Directions :: Print every entry exactly as written and exclude all images.

Collection entries ::
——————

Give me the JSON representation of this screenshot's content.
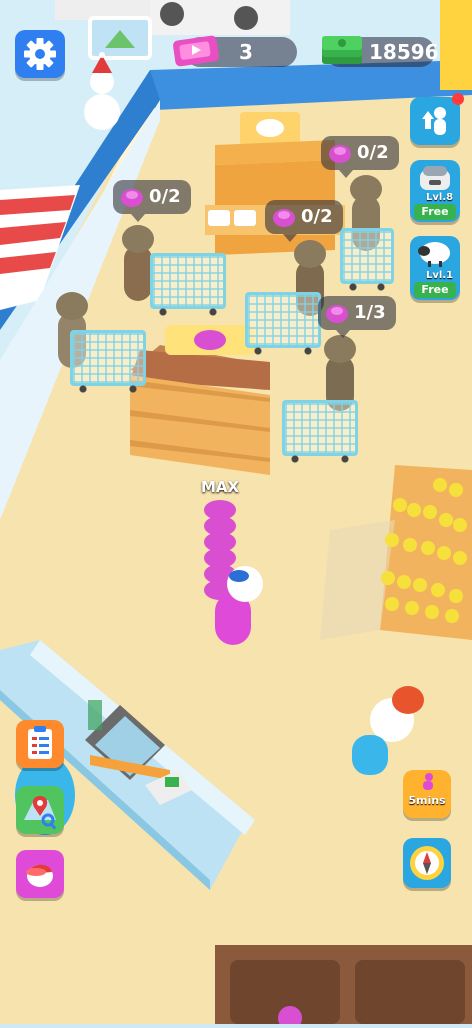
{
  "hud": {
    "tickets": "3",
    "cash": "18596"
  },
  "bubbles": [
    {
      "text": "0/2"
    },
    {
      "text": "0/2"
    },
    {
      "text": "0/2"
    },
    {
      "text": "1/3"
    }
  ],
  "player": {
    "stack_label": "MAX"
  },
  "side_buttons": {
    "upgrade_1": {
      "level": "Lvl.8",
      "action": "Free"
    },
    "upgrade_2": {
      "level": "Lvl.1",
      "action": "Free"
    },
    "boost": {
      "label": "5mins"
    }
  },
  "icons": {
    "settings": "gear-icon",
    "ticket": "ticket-icon",
    "cash": "cash-stack-icon",
    "staff": "staff-upgrade-icon",
    "tasks": "clipboard-icon",
    "map": "map-icon",
    "skin": "cap-icon",
    "compass": "compass-icon"
  },
  "colors": {
    "floor": "#f7e3ad",
    "wall": "#3d8fe0",
    "counter": "#cdeaf6",
    "crate": "#f2b35e",
    "player": "#e04ad9",
    "cash": "#37b24d"
  }
}
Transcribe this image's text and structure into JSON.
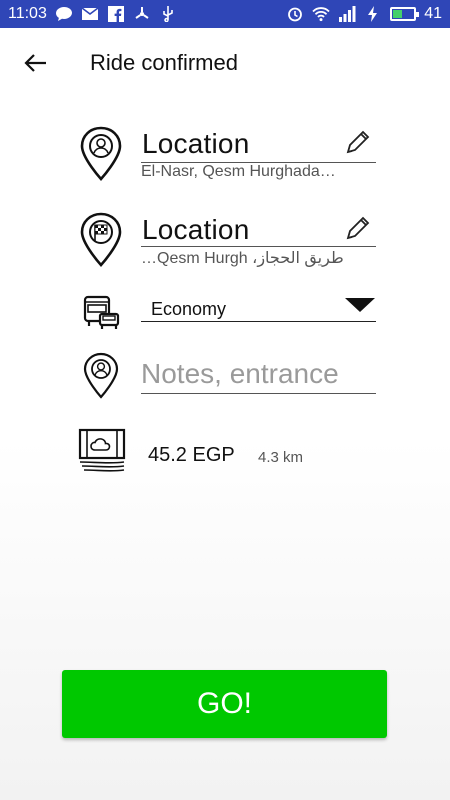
{
  "status_bar": {
    "time": "11:03",
    "battery": "41",
    "icons": [
      "chat-icon",
      "mail-icon",
      "facebook-icon",
      "fan-icon",
      "usb-icon",
      "alarm-icon",
      "wifi-icon",
      "signal-icon",
      "charging-icon",
      "battery-icon"
    ]
  },
  "appbar": {
    "title": "Ride confirmed",
    "back_icon": "arrow-left-icon"
  },
  "pickup": {
    "label": "Location",
    "address": "El-Nasr, Qesm Hurghada…",
    "icon": "pin-person-icon",
    "edit_icon": "pencil-icon"
  },
  "dropoff": {
    "label": "Location",
    "address": "طريق الحجاز، Qesm Hurgh…",
    "icon": "pin-checkered-flag-icon",
    "edit_icon": "pencil-icon"
  },
  "vehicle": {
    "selected": "Economy",
    "icon": "bus-car-icon"
  },
  "notes": {
    "placeholder": "Notes, entrance",
    "value": "",
    "icon": "pin-person-icon"
  },
  "fare": {
    "price": "45.2 EGP",
    "distance": "4.3 km",
    "icon": "money-icon"
  },
  "go_button": {
    "label": "GO!",
    "color": "#00c800"
  },
  "colors": {
    "status_bar": "#2f46b7",
    "accent": "#00c800"
  }
}
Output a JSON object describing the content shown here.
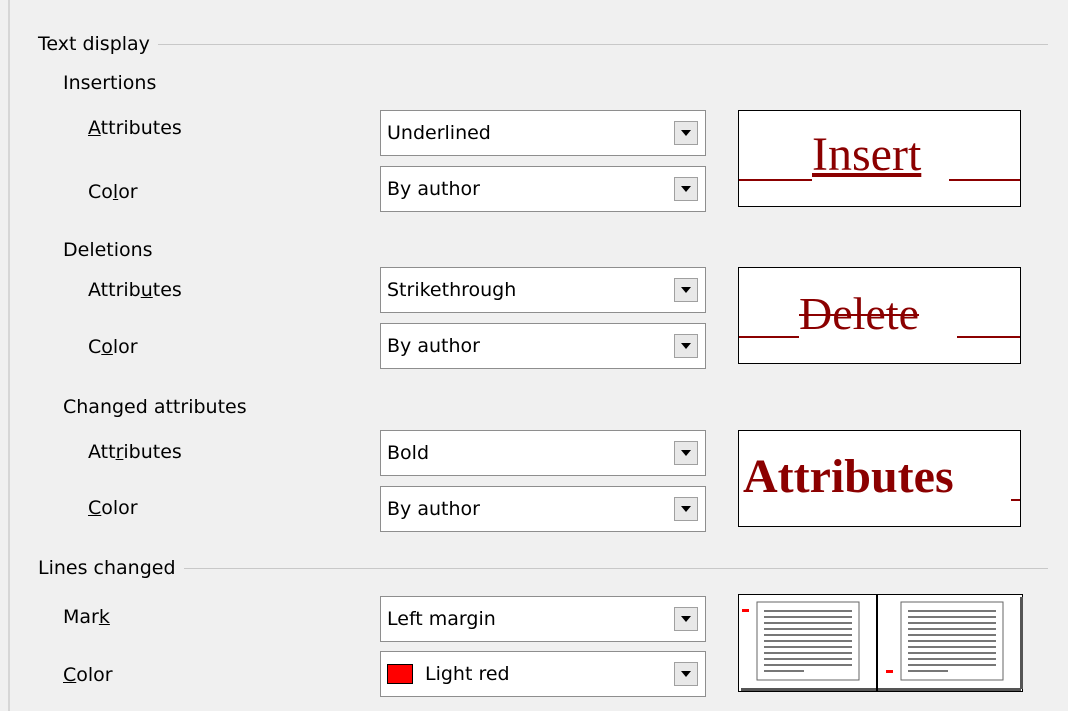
{
  "text_display": {
    "heading": "Text display",
    "insertions": {
      "heading": "Insertions",
      "attributes_label_u": "A",
      "attributes_label_rest": "ttributes",
      "attributes_value": "Underlined",
      "color_label_pre": "Co",
      "color_label_u": "l",
      "color_label_post": "or",
      "color_value": "By author",
      "preview_text": "Insert"
    },
    "deletions": {
      "heading": "Deletions",
      "attributes_label_pre": "Attrib",
      "attributes_label_u": "u",
      "attributes_label_post": "tes",
      "attributes_value": "Strikethrough",
      "color_label_pre": "C",
      "color_label_u": "o",
      "color_label_post": "lor",
      "color_value": "By author",
      "preview_text": "Delete"
    },
    "changed_attributes": {
      "heading": "Changed attributes",
      "attributes_label_pre": "Att",
      "attributes_label_u": "r",
      "attributes_label_post": "ibutes",
      "attributes_value": "Bold",
      "color_label_u": "C",
      "color_label_post": "olor",
      "color_value": "By author",
      "preview_text": "Attributes"
    }
  },
  "lines_changed": {
    "heading": "Lines changed",
    "mark_label_pre": "Mar",
    "mark_label_u": "k",
    "mark_value": "Left margin",
    "color_label_u": "C",
    "color_label_post": "olor",
    "color_value": "Light red",
    "color_swatch": "#ff0000"
  },
  "colors": {
    "preview_text": "#8b0000",
    "mark": "#ff0000"
  }
}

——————

Answer to the problem ::
Give me the JSON representation of this screenshot's content.
{
  "hud": {
    "tickets": "3",
    "cash": "18596"
  },
  "bubbles": [
    {
      "text": "0/2"
    },
    {
      "text": "0/2"
    },
    {
      "text": "0/2"
    },
    {
      "text": "1/3"
    }
  ],
  "player": {
    "stack_label": "MAX"
  },
  "side_buttons": {
    "upgrade_1": {
      "level": "Lvl.8",
      "action": "Free"
    },
    "upgrade_2": {
      "level": "Lvl.1",
      "action": "Free"
    },
    "boost": {
      "label": "5mins"
    }
  },
  "icons": {
    "settings": "gear-icon",
    "ticket": "ticket-icon",
    "cash": "cash-stack-icon",
    "staff": "staff-upgrade-icon",
    "tasks": "clipboard-icon",
    "map": "map-icon",
    "skin": "cap-icon",
    "compass": "compass-icon"
  },
  "colors": {
    "floor": "#f7e3ad",
    "wall": "#3d8fe0",
    "counter": "#cdeaf6",
    "crate": "#f2b35e",
    "player": "#e04ad9",
    "cash": "#37b24d"
  }
}
Transcribe this image's text and structure into JSON.
{
  "status_bar": {
    "time": "11:03",
    "battery": "41",
    "icons": [
      "chat-icon",
      "mail-icon",
      "facebook-icon",
      "fan-icon",
      "usb-icon",
      "alarm-icon",
      "wifi-icon",
      "signal-icon",
      "charging-icon",
      "battery-icon"
    ]
  },
  "appbar": {
    "title": "Ride confirmed",
    "back_icon": "arrow-left-icon"
  },
  "pickup": {
    "label": "Location",
    "address": "El-Nasr, Qesm Hurghada…",
    "icon": "pin-person-icon",
    "edit_icon": "pencil-icon"
  },
  "dropoff": {
    "label": "Location",
    "address": "طريق الحجاز، Qesm Hurgh…",
    "icon": "pin-checkered-flag-icon",
    "edit_icon": "pencil-icon"
  },
  "vehicle": {
    "selected": "Economy",
    "icon": "bus-car-icon"
  },
  "notes": {
    "placeholder": "Notes, entrance",
    "value": "",
    "icon": "pin-person-icon"
  },
  "fare": {
    "price": "45.2 EGP",
    "distance": "4.3 km",
    "icon": "money-icon"
  },
  "go_button": {
    "label": "GO!",
    "color": "#00c800"
  },
  "colors": {
    "status_bar": "#2f46b7",
    "accent": "#00c800"
  }
}
Output a JSON object describing the content shown here.
{
  "text_display": {
    "heading": "Text display",
    "insertions": {
      "heading": "Insertions",
      "attributes_label_u": "A",
      "attributes_label_rest": "ttributes",
      "attributes_value": "Underlined",
      "color_label_pre": "Co",
      "color_label_u": "l",
      "color_label_post": "or",
      "color_value": "By author",
      "preview_text": "Insert"
    },
    "deletions": {
      "heading": "Deletions",
      "attributes_label_pre": "Attrib",
      "attributes_label_u": "u",
      "attributes_label_post": "tes",
      "attributes_value": "Strikethrough",
      "color_label_pre": "C",
      "color_label_u": "o",
      "color_label_post": "lor",
      "color_value": "By author",
      "preview_text": "Delete"
    },
    "changed_attributes": {
      "heading": "Changed attributes",
      "attributes_label_pre": "Att",
      "attributes_label_u": "r",
      "attributes_label_post": "ibutes",
      "attributes_value": "Bold",
      "color_label_u": "C",
      "color_label_post": "olor",
      "color_value": "By author",
      "preview_text": "Attributes"
    }
  },
  "lines_changed": {
    "heading": "Lines changed",
    "mark_label_pre": "Mar",
    "mark_label_u": "k",
    "mark_value": "Left margin",
    "color_label_u": "C",
    "color_label_post": "olor",
    "color_value": "Light red",
    "color_swatch": "#ff0000"
  },
  "colors": {
    "preview_text": "#8b0000",
    "mark": "#ff0000"
  }
}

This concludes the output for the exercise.